> _Activity_
Go through the records and give the number of lines that include "HEATMAP", with nothing else.

[Opening Excerpted records section]

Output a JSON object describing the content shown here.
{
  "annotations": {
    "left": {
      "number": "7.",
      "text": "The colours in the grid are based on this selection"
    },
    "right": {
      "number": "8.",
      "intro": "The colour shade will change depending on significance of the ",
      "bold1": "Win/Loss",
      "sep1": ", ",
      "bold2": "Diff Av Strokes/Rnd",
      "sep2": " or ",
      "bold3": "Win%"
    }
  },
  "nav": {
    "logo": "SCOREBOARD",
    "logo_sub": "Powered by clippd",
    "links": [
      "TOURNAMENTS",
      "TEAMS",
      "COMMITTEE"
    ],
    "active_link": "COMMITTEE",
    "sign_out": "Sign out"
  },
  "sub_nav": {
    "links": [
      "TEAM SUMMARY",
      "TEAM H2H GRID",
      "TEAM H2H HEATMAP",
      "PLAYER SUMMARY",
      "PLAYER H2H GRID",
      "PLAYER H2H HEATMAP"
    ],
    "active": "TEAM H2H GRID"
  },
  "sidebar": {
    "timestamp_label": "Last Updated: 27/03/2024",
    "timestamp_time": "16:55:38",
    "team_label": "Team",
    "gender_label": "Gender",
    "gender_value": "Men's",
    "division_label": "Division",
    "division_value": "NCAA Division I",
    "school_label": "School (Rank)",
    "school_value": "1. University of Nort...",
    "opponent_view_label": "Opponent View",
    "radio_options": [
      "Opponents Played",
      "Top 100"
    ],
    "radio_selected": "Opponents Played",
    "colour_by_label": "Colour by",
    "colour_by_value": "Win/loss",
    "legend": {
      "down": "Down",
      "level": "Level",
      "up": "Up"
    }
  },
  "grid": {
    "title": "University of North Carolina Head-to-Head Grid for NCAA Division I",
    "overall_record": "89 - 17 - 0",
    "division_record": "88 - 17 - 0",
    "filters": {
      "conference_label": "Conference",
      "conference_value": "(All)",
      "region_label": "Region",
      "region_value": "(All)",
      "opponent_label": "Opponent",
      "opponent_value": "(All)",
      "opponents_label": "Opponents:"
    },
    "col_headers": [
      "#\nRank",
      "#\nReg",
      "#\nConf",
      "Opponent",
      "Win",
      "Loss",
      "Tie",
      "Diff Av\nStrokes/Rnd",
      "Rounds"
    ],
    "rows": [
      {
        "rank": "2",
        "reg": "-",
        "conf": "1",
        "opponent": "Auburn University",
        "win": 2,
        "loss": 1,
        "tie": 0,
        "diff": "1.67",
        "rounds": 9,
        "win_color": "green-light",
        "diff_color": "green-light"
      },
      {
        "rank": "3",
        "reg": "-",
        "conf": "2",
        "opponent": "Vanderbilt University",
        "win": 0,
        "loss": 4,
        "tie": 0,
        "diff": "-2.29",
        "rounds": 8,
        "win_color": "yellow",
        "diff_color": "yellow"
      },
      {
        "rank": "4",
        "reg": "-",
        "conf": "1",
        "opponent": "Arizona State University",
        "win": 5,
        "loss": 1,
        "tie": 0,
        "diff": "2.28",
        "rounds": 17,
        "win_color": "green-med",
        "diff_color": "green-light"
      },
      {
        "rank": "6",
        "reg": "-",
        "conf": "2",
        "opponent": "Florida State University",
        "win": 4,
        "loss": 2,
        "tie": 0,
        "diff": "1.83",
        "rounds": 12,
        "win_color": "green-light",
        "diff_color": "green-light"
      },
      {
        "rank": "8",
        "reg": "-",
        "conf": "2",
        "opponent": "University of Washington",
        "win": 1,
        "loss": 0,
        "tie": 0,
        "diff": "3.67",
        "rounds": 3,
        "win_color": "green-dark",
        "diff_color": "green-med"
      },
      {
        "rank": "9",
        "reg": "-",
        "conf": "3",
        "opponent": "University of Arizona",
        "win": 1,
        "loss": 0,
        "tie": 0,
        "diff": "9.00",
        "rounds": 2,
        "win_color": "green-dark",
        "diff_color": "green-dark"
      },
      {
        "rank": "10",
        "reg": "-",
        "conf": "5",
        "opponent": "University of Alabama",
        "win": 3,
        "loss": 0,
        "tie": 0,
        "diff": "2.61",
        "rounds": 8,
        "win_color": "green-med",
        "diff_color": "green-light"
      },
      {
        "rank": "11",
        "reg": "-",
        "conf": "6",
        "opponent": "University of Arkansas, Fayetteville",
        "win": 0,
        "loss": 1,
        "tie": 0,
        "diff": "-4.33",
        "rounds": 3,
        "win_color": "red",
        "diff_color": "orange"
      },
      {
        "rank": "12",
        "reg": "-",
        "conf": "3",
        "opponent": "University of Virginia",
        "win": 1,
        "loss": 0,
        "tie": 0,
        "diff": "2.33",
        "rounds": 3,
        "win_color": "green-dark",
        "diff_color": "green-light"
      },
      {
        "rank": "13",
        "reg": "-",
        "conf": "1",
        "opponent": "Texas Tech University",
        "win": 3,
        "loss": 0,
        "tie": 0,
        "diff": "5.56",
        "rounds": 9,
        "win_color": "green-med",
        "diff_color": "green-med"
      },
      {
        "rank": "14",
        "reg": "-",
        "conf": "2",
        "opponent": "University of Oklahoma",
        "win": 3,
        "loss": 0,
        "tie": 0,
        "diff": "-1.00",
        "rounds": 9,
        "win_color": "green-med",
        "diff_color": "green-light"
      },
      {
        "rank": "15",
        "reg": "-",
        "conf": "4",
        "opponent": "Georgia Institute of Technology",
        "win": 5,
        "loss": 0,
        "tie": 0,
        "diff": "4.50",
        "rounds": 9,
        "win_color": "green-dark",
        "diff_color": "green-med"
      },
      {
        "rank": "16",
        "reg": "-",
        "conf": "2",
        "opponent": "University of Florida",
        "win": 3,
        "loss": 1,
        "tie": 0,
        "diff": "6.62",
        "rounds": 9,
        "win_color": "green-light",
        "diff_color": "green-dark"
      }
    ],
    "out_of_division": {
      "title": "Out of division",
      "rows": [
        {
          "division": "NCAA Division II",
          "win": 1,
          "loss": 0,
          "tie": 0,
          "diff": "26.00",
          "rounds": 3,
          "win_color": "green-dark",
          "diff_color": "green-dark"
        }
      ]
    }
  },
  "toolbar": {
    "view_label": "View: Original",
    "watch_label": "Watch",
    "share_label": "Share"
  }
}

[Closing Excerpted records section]

> _The completed task_
2